### Activity
Retype the data exactly. Spelling and punctuation stay as they are.

══ Dataset content ══

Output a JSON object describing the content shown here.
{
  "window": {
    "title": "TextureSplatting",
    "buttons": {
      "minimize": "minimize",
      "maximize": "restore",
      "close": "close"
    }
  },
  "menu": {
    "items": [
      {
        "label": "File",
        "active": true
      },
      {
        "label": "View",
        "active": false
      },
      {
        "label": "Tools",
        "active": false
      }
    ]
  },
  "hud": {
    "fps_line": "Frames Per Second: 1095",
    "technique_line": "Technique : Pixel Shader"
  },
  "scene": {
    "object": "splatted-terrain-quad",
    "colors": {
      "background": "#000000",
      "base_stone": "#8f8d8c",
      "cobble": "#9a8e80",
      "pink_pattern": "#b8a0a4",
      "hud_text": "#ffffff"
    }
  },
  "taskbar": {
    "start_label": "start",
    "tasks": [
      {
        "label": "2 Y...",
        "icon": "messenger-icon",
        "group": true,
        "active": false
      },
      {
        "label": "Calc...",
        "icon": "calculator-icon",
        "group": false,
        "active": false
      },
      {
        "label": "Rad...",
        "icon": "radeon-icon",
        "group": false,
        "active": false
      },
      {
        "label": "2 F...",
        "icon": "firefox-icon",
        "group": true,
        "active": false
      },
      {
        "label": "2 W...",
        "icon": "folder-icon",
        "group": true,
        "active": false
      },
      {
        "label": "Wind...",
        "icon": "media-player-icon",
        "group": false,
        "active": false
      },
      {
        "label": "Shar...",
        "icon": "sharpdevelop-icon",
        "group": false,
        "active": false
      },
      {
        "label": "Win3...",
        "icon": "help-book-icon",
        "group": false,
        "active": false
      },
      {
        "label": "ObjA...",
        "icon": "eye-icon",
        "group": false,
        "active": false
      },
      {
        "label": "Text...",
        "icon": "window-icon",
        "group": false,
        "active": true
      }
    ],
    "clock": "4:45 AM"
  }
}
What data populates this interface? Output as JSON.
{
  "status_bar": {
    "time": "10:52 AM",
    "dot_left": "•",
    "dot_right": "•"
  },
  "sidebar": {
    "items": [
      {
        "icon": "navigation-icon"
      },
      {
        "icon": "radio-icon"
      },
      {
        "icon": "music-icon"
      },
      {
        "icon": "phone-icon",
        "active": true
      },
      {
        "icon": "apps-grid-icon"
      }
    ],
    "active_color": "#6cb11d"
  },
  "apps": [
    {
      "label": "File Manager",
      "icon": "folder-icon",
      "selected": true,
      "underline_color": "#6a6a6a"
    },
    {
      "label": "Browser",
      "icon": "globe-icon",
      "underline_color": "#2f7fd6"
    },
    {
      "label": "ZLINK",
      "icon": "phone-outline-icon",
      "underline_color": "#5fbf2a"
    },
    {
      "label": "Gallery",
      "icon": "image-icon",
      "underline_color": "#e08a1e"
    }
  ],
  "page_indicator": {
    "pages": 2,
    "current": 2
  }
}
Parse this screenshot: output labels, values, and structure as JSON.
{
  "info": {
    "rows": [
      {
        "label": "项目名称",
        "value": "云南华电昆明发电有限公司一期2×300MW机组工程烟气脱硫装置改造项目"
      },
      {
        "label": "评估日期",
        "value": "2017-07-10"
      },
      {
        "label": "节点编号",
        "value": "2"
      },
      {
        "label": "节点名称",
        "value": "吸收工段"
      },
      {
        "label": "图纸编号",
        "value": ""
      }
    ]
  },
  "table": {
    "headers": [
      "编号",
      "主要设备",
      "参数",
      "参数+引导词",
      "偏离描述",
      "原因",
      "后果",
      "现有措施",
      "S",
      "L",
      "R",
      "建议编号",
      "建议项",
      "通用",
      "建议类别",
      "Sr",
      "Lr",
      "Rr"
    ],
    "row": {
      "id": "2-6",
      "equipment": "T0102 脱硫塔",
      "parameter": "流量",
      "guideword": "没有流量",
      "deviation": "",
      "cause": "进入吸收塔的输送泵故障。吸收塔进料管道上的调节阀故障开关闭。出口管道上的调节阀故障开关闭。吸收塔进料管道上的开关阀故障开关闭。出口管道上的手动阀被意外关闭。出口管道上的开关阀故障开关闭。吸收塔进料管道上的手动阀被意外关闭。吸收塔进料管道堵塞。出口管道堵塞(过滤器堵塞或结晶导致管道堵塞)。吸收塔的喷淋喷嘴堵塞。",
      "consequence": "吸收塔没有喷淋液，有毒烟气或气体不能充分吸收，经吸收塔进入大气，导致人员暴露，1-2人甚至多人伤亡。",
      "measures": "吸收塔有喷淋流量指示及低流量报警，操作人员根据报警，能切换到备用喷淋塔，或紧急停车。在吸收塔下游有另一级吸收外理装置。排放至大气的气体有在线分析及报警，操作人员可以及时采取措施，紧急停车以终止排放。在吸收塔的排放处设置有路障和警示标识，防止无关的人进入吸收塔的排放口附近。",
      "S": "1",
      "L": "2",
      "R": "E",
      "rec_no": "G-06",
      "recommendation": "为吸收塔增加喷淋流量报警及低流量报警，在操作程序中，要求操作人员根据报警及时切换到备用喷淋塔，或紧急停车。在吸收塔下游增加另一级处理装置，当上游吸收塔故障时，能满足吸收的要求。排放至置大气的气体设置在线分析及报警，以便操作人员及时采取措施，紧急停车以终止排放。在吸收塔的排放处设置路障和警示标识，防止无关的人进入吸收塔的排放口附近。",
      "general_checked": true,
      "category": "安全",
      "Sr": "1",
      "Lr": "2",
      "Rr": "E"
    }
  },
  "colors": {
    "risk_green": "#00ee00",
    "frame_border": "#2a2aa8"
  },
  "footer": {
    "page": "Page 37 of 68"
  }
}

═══

### Response below
Output a JSON object describing the content shown here.
{
  "window": {
    "title": "TextureSplatting",
    "buttons": {
      "minimize": "minimize",
      "maximize": "restore",
      "close": "close"
    }
  },
  "menu": {
    "items": [
      {
        "label": "File",
        "active": true
      },
      {
        "label": "View",
        "active": false
      },
      {
        "label": "Tools",
        "active": false
      }
    ]
  },
  "hud": {
    "fps_line": "Frames Per Second: 1095",
    "technique_line": "Technique : Pixel Shader"
  },
  "scene": {
    "object": "splatted-terrain-quad",
    "colors": {
      "background": "#000000",
      "base_stone": "#8f8d8c",
      "cobble": "#9a8e80",
      "pink_pattern": "#b8a0a4",
      "hud_text": "#ffffff"
    }
  },
  "taskbar": {
    "start_label": "start",
    "tasks": [
      {
        "label": "2 Y...",
        "icon": "messenger-icon",
        "group": true,
        "active": false
      },
      {
        "label": "Calc...",
        "icon": "calculator-icon",
        "group": false,
        "active": false
      },
      {
        "label": "Rad...",
        "icon": "radeon-icon",
        "group": false,
        "active": false
      },
      {
        "label": "2 F...",
        "icon": "firefox-icon",
        "group": true,
        "active": false
      },
      {
        "label": "2 W...",
        "icon": "folder-icon",
        "group": true,
        "active": false
      },
      {
        "label": "Wind...",
        "icon": "media-player-icon",
        "group": false,
        "active": false
      },
      {
        "label": "Shar...",
        "icon": "sharpdevelop-icon",
        "group": false,
        "active": false
      },
      {
        "label": "Win3...",
        "icon": "help-book-icon",
        "group": false,
        "active": false
      },
      {
        "label": "ObjA...",
        "icon": "eye-icon",
        "group": false,
        "active": false
      },
      {
        "label": "Text...",
        "icon": "window-icon",
        "group": false,
        "active": true
      }
    ],
    "clock": "4:45 AM"
  }
}
What data populates this interface? Output as JSON.
{
  "status_bar": {
    "time": "10:52 AM",
    "dot_left": "•",
    "dot_right": "•"
  },
  "sidebar": {
    "items": [
      {
        "icon": "navigation-icon"
      },
      {
        "icon": "radio-icon"
      },
      {
        "icon": "music-icon"
      },
      {
        "icon": "phone-icon",
        "active": true
      },
      {
        "icon": "apps-grid-icon"
      }
    ],
    "active_color": "#6cb11d"
  },
  "apps": [
    {
      "label": "File Manager",
      "icon": "folder-icon",
      "selected": true,
      "underline_color": "#6a6a6a"
    },
    {
      "label": "Browser",
      "icon": "globe-icon",
      "underline_color": "#2f7fd6"
    },
    {
      "label": "ZLINK",
      "icon": "phone-outline-icon",
      "underline_color": "#5fbf2a"
    },
    {
      "label": "Gallery",
      "icon": "image-icon",
      "underline_color": "#e08a1e"
    }
  ],
  "page_indicator": {
    "pages": 2,
    "current": 2
  }
}
Parse this screenshot: output labels, values, and structure as JSON.
{
  "info": {
    "rows": [
      {
        "label": "项目名称",
        "value": "云南华电昆明发电有限公司一期2×300MW机组工程烟气脱硫装置改造项目"
      },
      {
        "label": "评估日期",
        "value": "2017-07-10"
      },
      {
        "label": "节点编号",
        "value": "2"
      },
      {
        "label": "节点名称",
        "value": "吸收工段"
      },
      {
        "label": "图纸编号",
        "value": ""
      }
    ]
  },
  "table": {
    "headers": [
      "编号",
      "主要设备",
      "参数",
      "参数+引导词",
      "偏离描述",
      "原因",
      "后果",
      "现有措施",
      "S",
      "L",
      "R",
      "建议编号",
      "建议项",
      "通用",
      "建议类别",
      "Sr",
      "Lr",
      "Rr"
    ],
    "row": {
      "id": "2-6",
      "equipment": "T0102 脱硫塔",
      "parameter": "流量",
      "guideword": "没有流量",
      "deviation": "",
      "cause": "进入吸收塔的输送泵故障。吸收塔进料管道上的调节阀故障开关闭。出口管道上的调节阀故障开关闭。吸收塔进料管道上的开关阀故障开关闭。出口管道上的手动阀被意外关闭。出口管道上的开关阀故障开关闭。吸收塔进料管道上的手动阀被意外关闭。吸收塔进料管道堵塞。出口管道堵塞(过滤器堵塞或结晶导致管道堵塞)。吸收塔的喷淋喷嘴堵塞。",
      "consequence": "吸收塔没有喷淋液，有毒烟气或气体不能充分吸收，经吸收塔进入大气，导致人员暴露，1-2人甚至多人伤亡。",
      "measures": "吸收塔有喷淋流量指示及低流量报警，操作人员根据报警，能切换到备用喷淋塔，或紧急停车。在吸收塔下游有另一级吸收外理装置。排放至大气的气体有在线分析及报警，操作人员可以及时采取措施，紧急停车以终止排放。在吸收塔的排放处设置有路障和警示标识，防止无关的人进入吸收塔的排放口附近。",
      "S": "1",
      "L": "2",
      "R": "E",
      "rec_no": "G-06",
      "recommendation": "为吸收塔增加喷淋流量报警及低流量报警，在操作程序中，要求操作人员根据报警及时切换到备用喷淋塔，或紧急停车。在吸收塔下游增加另一级处理装置，当上游吸收塔故障时，能满足吸收的要求。排放至置大气的气体设置在线分析及报警，以便操作人员及时采取措施，紧急停车以终止排放。在吸收塔的排放处设置路障和警示标识，防止无关的人进入吸收塔的排放口附近。",
      "general_checked": true,
      "category": "安全",
      "Sr": "1",
      "Lr": "2",
      "Rr": "E"
    }
  },
  "colors": {
    "risk_green": "#00ee00",
    "frame_border": "#2a2aa8"
  },
  "footer": {
    "page": "Page 37 of 68"
  }
}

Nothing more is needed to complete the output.